When she told her husband, Mr.William Johnson, of her dissatisfaction with their marriage, he conceded that he too found it to be less than he expected, and he had been secrectly hoping to leave and study religion.
They parted amicably, Annie keeping the one-room house and william taking modt of the cash to carry himself to Oklahoma.
Annie, over six feet tall, big-boned, decided that she would not go to work as a domestic and leave her "precious babes" to anyone else's care.
There was no possibility of being hired at the town's cotton gin or lumber mill, but maybe there was a way to make the two factories work for her.
One early evening to see if she was ready, she placed stones in two five-gallon pails and carried them three miles to the cotton gin. She rested a little, and then, discarded some rocks, she walked in the darkness to the saw mill five miles farther along the dirt road.
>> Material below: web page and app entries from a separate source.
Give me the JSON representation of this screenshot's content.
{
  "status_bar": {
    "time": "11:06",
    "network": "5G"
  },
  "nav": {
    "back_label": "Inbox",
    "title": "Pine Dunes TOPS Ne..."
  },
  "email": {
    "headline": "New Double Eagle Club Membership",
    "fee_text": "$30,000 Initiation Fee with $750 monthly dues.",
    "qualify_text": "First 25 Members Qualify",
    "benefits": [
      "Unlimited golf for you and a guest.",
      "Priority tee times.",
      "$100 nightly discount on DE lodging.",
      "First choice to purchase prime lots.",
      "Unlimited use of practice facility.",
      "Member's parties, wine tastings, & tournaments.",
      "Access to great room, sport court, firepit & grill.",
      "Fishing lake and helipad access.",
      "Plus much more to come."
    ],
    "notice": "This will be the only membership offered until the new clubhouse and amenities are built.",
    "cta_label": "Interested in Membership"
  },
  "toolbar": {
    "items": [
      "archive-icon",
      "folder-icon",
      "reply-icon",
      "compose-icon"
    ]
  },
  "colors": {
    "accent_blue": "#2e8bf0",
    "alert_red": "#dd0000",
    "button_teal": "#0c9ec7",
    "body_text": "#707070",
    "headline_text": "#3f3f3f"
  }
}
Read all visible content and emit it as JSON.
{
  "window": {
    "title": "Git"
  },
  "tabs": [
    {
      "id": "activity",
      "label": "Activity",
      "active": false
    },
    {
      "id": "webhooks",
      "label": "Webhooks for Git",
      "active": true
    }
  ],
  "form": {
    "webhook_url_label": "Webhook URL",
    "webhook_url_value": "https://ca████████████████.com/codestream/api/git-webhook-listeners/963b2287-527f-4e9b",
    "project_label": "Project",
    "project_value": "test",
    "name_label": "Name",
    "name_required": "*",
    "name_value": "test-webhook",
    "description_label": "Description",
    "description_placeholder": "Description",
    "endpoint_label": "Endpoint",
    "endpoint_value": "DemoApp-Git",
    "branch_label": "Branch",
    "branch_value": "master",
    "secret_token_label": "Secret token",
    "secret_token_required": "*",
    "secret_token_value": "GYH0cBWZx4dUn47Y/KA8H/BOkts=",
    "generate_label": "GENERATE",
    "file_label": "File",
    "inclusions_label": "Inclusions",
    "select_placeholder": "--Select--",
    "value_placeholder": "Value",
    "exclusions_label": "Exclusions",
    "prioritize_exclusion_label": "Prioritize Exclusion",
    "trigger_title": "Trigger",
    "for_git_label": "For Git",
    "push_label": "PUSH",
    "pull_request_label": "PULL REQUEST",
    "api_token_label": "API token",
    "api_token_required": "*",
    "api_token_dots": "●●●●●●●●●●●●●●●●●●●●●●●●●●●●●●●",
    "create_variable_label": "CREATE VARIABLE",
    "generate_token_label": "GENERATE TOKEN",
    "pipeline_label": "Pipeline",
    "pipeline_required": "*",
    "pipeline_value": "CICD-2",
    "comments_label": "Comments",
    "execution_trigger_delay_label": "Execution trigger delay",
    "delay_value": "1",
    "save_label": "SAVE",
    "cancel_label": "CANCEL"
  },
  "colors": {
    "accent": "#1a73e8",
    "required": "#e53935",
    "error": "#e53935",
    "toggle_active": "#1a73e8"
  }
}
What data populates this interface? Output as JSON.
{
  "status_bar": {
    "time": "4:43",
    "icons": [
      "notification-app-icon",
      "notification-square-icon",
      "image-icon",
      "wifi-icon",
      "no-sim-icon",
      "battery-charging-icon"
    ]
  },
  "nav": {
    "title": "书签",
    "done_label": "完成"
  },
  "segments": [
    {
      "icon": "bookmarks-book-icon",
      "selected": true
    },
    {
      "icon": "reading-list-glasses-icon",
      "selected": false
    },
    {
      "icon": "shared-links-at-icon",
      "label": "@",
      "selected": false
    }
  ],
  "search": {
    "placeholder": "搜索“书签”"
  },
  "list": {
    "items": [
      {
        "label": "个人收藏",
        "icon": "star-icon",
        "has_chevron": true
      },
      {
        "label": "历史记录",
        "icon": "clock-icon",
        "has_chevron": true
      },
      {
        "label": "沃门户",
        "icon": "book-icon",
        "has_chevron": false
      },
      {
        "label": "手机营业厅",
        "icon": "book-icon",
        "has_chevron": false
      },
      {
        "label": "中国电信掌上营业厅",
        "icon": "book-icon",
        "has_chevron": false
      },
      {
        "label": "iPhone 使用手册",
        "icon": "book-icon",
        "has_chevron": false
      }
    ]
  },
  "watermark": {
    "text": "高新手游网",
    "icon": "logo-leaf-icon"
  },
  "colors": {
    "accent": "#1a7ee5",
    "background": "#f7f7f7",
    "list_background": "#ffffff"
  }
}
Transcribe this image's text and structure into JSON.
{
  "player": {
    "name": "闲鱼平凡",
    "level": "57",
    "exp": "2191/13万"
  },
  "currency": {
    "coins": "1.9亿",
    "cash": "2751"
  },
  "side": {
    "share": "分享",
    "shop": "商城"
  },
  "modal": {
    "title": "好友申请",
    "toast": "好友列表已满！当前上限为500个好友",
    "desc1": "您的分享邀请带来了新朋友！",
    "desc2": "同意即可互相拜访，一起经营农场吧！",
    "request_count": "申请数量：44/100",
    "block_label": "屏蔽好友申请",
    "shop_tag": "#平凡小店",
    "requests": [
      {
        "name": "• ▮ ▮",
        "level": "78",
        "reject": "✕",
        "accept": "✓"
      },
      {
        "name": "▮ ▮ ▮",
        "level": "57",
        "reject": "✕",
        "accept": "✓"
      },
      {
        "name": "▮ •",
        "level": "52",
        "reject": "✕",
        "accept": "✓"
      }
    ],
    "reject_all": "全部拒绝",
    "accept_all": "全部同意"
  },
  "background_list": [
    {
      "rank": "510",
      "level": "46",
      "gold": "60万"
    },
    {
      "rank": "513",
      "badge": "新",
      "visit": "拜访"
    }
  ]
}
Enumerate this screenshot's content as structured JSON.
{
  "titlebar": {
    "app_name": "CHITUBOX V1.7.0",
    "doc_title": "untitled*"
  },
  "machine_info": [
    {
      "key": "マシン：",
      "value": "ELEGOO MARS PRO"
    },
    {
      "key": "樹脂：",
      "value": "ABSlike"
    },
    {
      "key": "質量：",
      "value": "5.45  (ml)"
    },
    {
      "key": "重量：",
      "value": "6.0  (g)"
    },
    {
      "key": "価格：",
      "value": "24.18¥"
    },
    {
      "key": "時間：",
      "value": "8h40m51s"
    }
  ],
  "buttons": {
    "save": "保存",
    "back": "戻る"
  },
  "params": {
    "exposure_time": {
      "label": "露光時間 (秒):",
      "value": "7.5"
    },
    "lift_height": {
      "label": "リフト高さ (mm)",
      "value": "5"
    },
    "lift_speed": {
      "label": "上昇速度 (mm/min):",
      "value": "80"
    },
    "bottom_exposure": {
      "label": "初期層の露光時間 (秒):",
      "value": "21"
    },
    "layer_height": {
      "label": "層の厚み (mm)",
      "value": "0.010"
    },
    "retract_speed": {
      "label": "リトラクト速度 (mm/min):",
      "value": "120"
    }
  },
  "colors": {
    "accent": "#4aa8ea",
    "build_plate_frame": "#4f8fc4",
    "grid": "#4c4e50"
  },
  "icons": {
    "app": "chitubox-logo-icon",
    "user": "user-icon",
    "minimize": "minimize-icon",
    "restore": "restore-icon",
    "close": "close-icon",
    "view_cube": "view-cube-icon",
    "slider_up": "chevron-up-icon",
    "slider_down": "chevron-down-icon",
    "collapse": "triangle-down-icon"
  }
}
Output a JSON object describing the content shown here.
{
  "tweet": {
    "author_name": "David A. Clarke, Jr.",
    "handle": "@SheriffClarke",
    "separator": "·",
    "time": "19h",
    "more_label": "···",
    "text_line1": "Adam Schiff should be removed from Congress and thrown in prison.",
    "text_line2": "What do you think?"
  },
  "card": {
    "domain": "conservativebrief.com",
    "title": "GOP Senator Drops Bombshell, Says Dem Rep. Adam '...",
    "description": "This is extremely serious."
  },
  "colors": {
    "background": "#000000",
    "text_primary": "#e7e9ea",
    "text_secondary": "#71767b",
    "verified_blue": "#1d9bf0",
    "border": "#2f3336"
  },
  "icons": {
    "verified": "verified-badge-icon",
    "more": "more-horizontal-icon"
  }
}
For the naxt five years, on balmy spring days, blistering summer noons, and cold, wet, wintry middays, Annie disappointed her costomers, who could count on seeing the tall, brown-skin woman bent over her brazier carefully turning the meat pies. When she felt certain that the workers had become dependent on her, she built a stall between the two hives of industry and let the men run to her for their lunchtime provisions.